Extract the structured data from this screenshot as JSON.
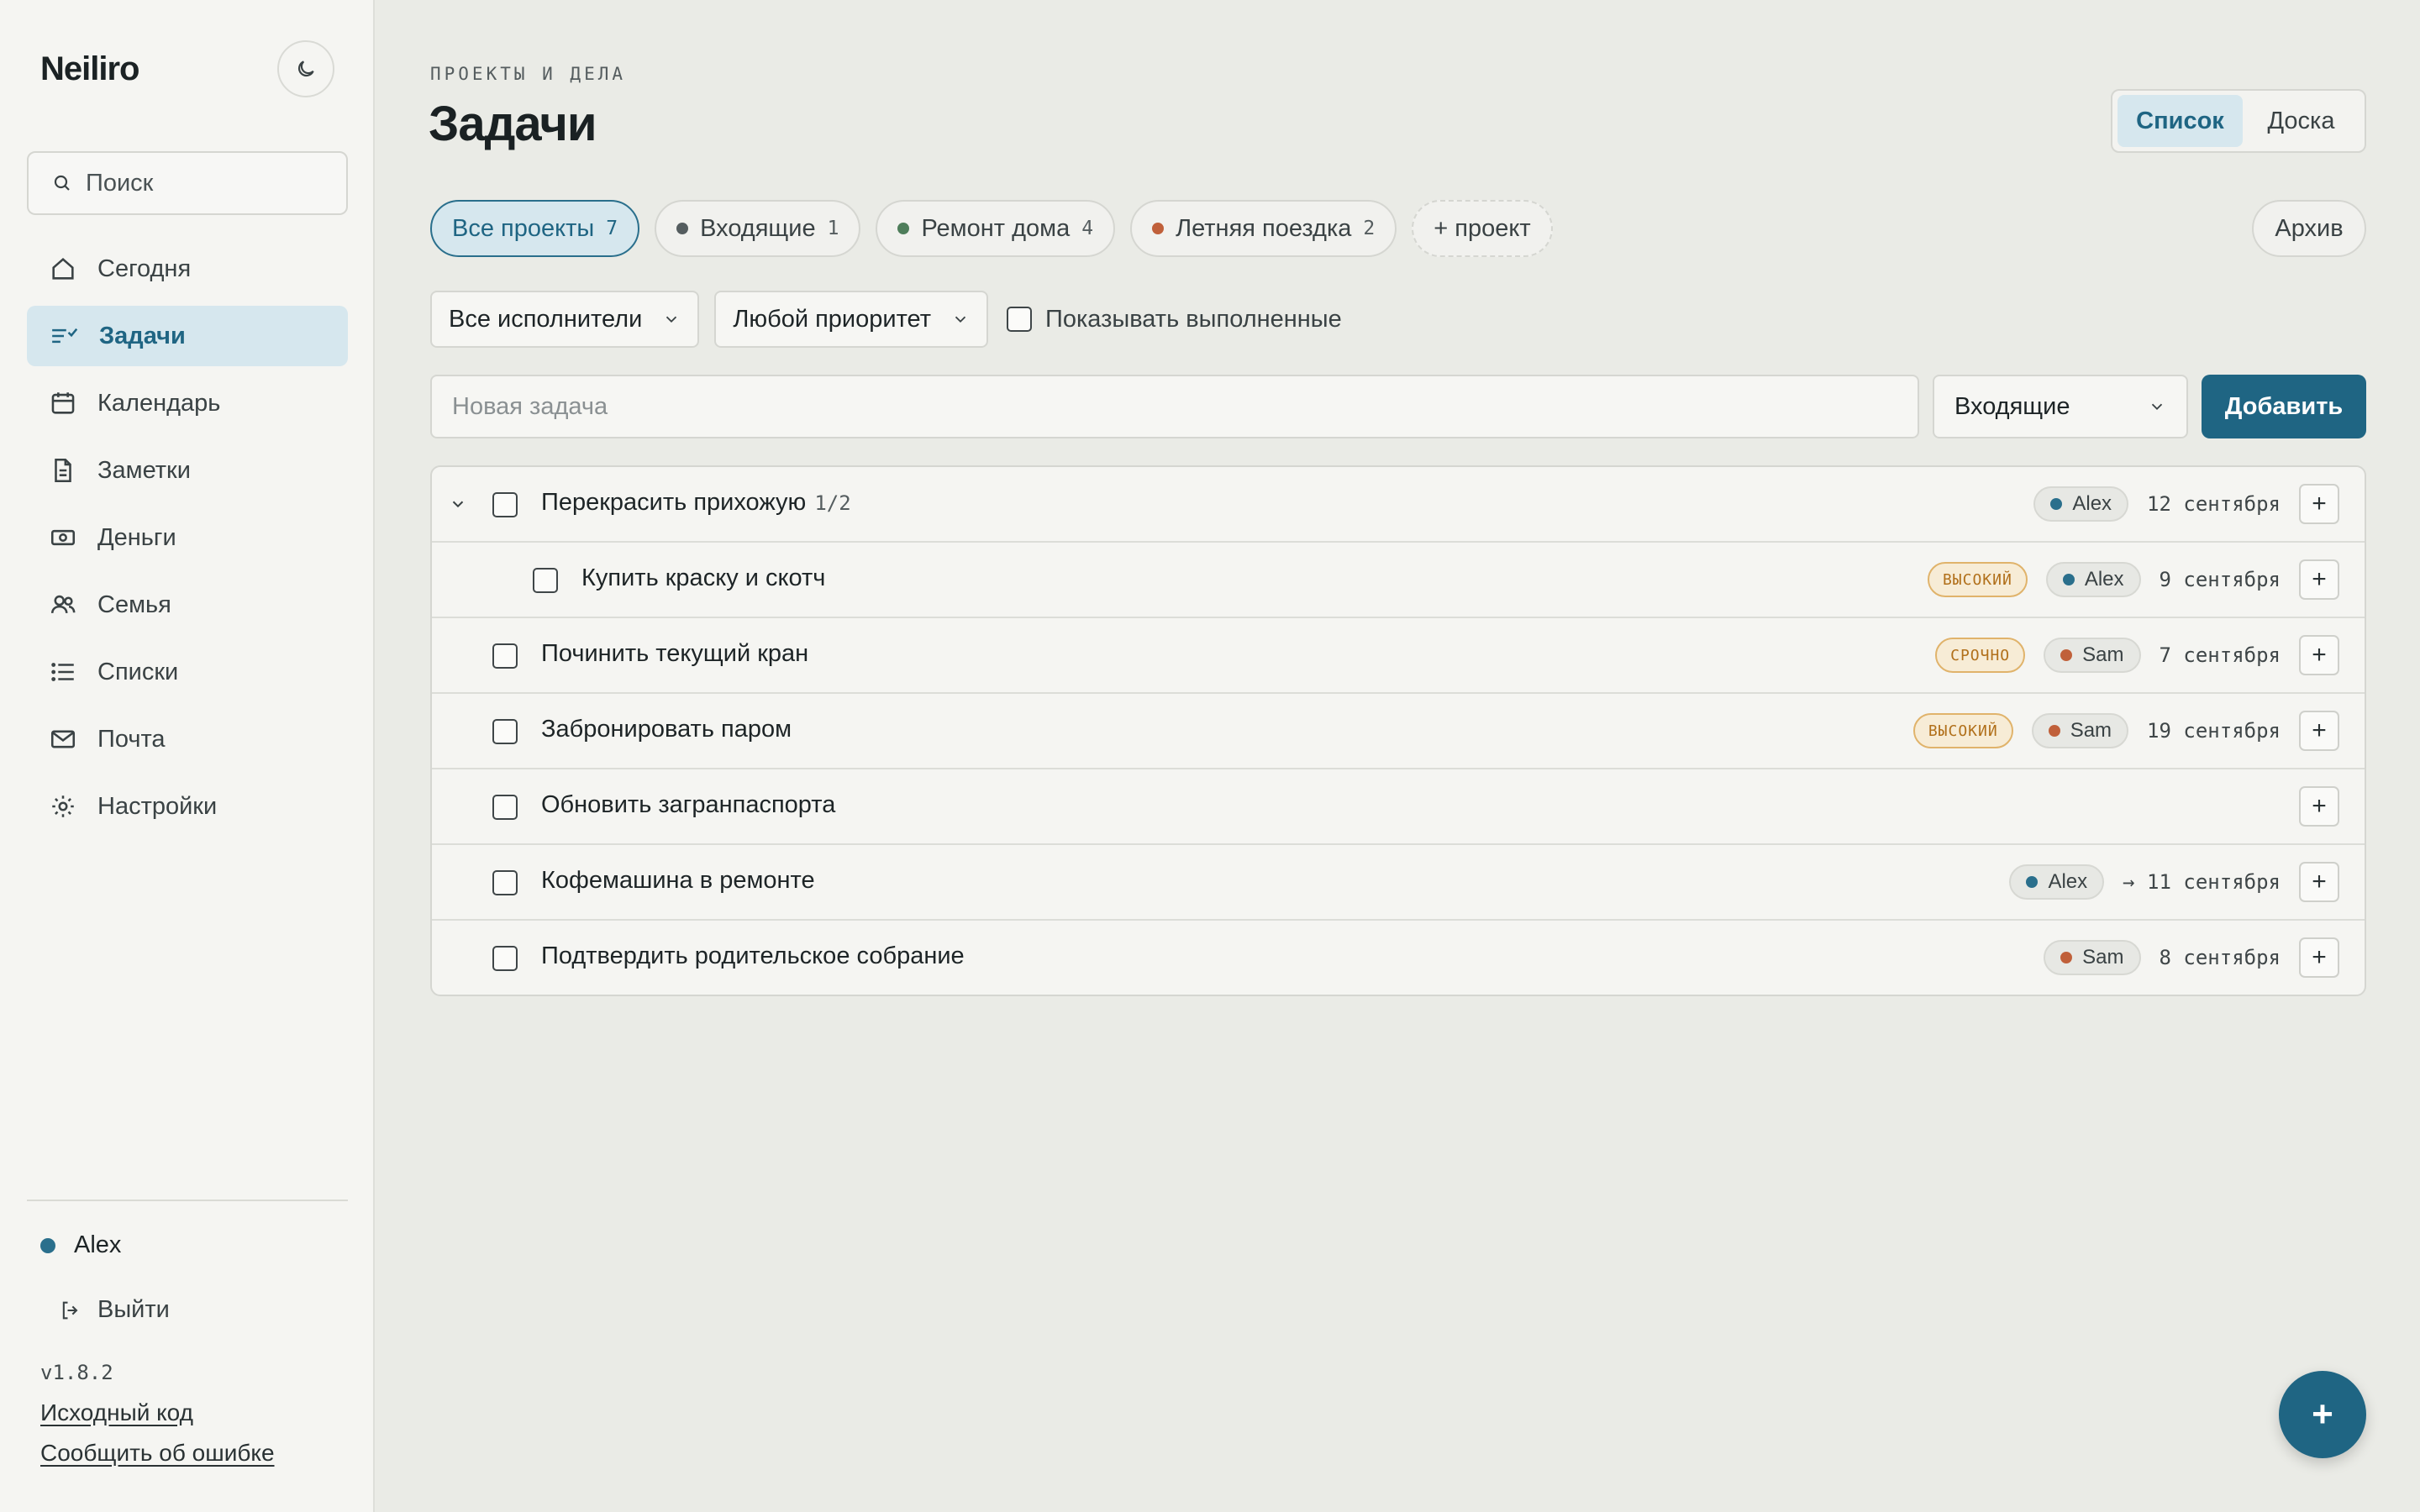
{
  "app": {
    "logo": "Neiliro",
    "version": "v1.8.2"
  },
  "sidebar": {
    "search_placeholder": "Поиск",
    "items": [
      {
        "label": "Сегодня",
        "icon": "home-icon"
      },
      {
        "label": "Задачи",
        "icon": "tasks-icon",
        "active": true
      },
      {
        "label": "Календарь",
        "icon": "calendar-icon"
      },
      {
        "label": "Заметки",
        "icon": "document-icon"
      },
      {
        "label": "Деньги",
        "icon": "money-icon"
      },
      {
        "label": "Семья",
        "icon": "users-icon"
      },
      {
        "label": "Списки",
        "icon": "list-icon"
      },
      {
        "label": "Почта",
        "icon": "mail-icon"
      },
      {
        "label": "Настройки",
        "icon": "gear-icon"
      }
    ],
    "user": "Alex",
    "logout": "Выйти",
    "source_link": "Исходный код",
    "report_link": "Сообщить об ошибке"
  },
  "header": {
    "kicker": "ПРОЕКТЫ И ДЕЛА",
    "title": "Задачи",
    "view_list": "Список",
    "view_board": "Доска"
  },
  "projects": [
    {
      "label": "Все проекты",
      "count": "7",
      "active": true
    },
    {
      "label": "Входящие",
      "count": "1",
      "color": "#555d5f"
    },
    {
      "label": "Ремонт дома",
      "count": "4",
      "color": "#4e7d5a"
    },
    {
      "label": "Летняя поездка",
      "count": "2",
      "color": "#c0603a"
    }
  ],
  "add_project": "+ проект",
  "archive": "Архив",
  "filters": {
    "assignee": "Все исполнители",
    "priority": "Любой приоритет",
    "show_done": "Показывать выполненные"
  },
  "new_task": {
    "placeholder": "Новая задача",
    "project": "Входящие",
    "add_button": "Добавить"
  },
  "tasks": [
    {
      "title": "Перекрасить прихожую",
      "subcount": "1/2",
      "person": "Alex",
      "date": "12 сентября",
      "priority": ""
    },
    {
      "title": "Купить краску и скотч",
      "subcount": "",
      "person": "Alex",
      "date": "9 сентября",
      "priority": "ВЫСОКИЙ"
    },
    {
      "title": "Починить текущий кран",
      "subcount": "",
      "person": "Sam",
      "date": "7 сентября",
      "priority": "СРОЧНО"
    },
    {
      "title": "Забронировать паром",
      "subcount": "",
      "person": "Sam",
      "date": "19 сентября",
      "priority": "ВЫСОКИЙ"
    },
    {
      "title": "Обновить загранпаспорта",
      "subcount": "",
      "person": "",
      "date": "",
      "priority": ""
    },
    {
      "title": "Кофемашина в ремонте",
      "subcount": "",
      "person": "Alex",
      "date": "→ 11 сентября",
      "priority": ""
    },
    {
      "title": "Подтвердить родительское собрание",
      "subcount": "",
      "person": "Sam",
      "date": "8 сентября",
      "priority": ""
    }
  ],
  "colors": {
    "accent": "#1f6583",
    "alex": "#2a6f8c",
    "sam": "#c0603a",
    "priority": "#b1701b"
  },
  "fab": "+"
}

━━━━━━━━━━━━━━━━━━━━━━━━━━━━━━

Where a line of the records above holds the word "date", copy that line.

      "date": "12 сентября",
      "date": "9 сентября",
      "date": "7 сентября",
      "date": "19 сентября",
      "date": "",
      "date": "→ 11 сентября",
      "date": "8 сентября",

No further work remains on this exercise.